Voting board: Lancia determines the next week's flavors according to what gets the most customer votes on a big magnetic board positioned across from a wall of yogurt machines.
Small cups: Frozen yogurt melts too quickly for anyone to make use of the massive cups that some places give to customers. Props to the shops with reasonably sized containers.
Popping bobos: Unlike the tapioca pearls in Taiwanese bubble tea, these liquid-filled pebbles aren't chewy; they burst when you bite them. Lancia and Red Mango have 'em in their topping bars.
Old-school cereal: We're unabashed fans of putting some Cap'n Crunch or Fruity Pebbles on our froyo for a textural punch.
Free samples: Most yogurt shops have small tasting cups so you can try a flavor before you buy.
... and some we'd rather skip
Maraschino cherries: These syrupy-sweet, preserved cherries might have been the go-to topping for ice cream sundaes of yesteryear, but they lend an artificial flavor amid all the fresh froyo toppings.
Gummy bears: The movie theater favorite works at room temperature, but on top of frozen yogurt, they turn hard and flavorless.
Cookie dough: It's a guilty pleasure, but it's one of the heaviest toppings available. When you're paying by the ounce, a few balls of cookie dough can tip the froyo scale into a pricey indulgence.

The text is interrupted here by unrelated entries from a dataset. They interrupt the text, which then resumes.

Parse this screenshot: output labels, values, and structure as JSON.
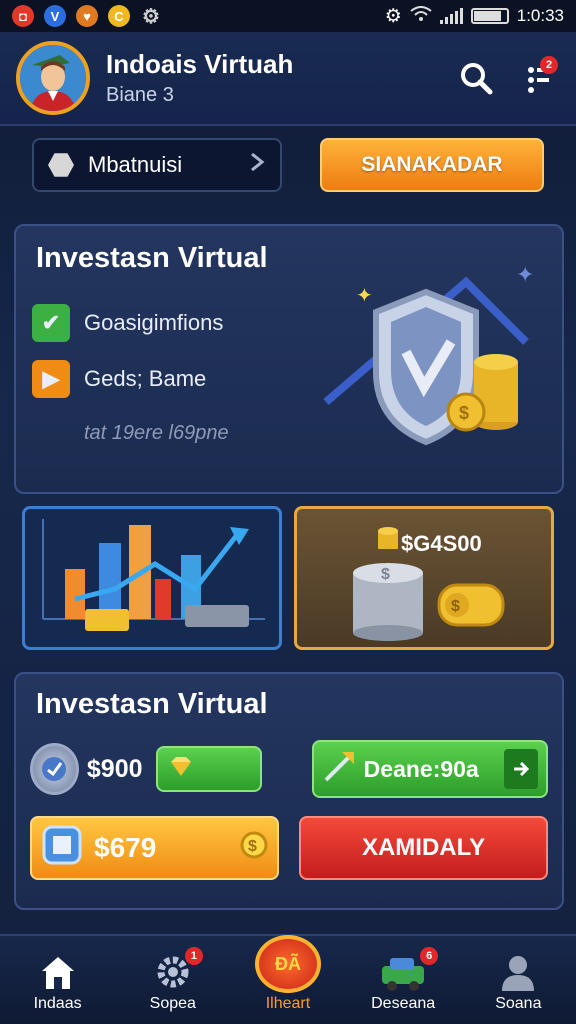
{
  "status_bar": {
    "time": "1:0:33",
    "app_icons": [
      "app-red-icon",
      "app-blue-v-icon",
      "app-orange-shield-icon",
      "app-yellow-c-icon",
      "app-gear-icon"
    ],
    "app_letters": [
      "◘",
      "V",
      "♥",
      "C",
      "⚙"
    ]
  },
  "header": {
    "title": "Indoais Virtuah",
    "subtitle": "Biane 3",
    "notif_badge": "2"
  },
  "controls": {
    "selector_label": "Mbatnuisi",
    "orange_button": "SIANAKADAR"
  },
  "panel1": {
    "title": "Investasn Virtual",
    "items": [
      {
        "label": "Goasigimfions",
        "icon": "check-icon",
        "color": "#3cb043"
      },
      {
        "label": "Geds; Bame",
        "icon": "flag-icon",
        "color": "#f08c14"
      }
    ],
    "faded_text": "tat 19ere l69pne"
  },
  "tiles": {
    "right_amount": "$G4S00"
  },
  "panel2": {
    "title": "Investasn Virtual",
    "amount_left": "$900",
    "green_button_label": "Deane:90a",
    "yellow_button_amount": "$679",
    "red_button_label": "XAMIDALY"
  },
  "bottom_nav": {
    "items": [
      {
        "label": "Indaas",
        "icon": "home-icon",
        "badge": ""
      },
      {
        "label": "Sopea",
        "icon": "gear-icon",
        "badge": "1"
      },
      {
        "label": "Ilheart",
        "icon": "center-badge-icon",
        "badge": "",
        "center_text": "ĐÃ"
      },
      {
        "label": "Deseana",
        "icon": "car-icon",
        "badge": "6"
      },
      {
        "label": "Soana",
        "icon": "user-icon",
        "badge": ""
      }
    ]
  },
  "colors": {
    "accent_orange": "#ee7d10",
    "accent_green": "#2c9e2a",
    "accent_red": "#c41c1c",
    "background": "#17284c"
  }
}
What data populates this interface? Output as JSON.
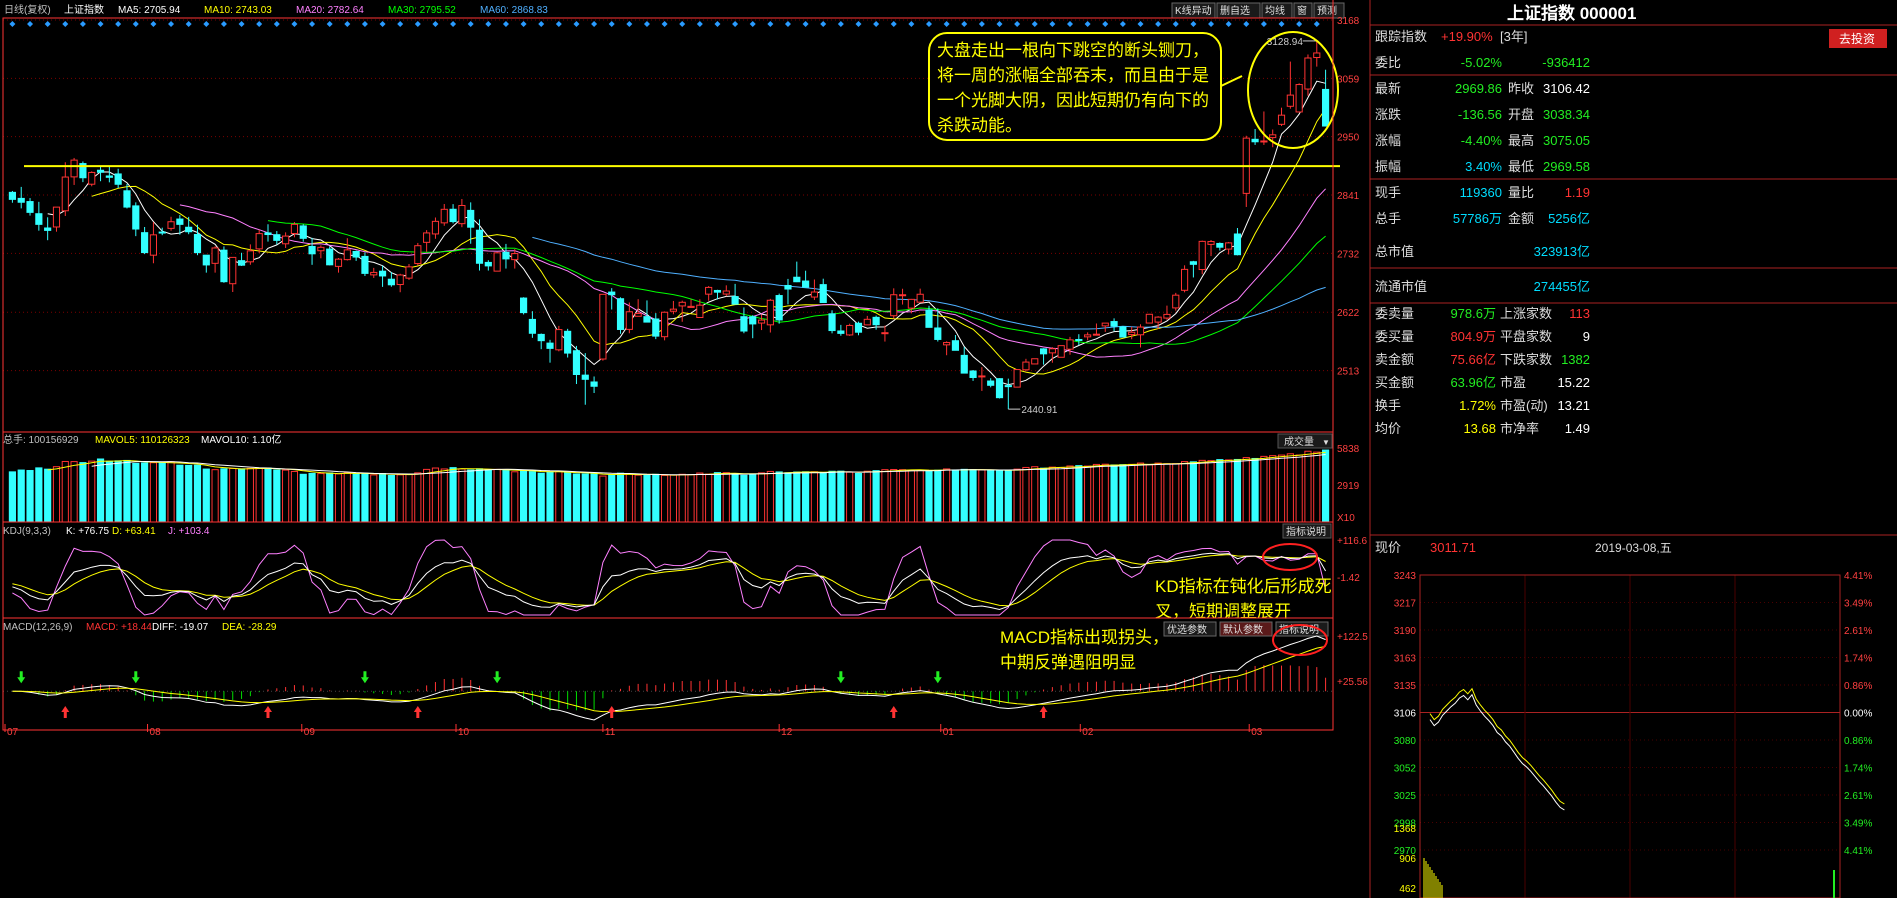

Misleading health claims: Saying your frozen yogurt is 100 calories per serving is fine. But when a serving size is a half-cup, and your containers hold six cups, health claims quickly melt away.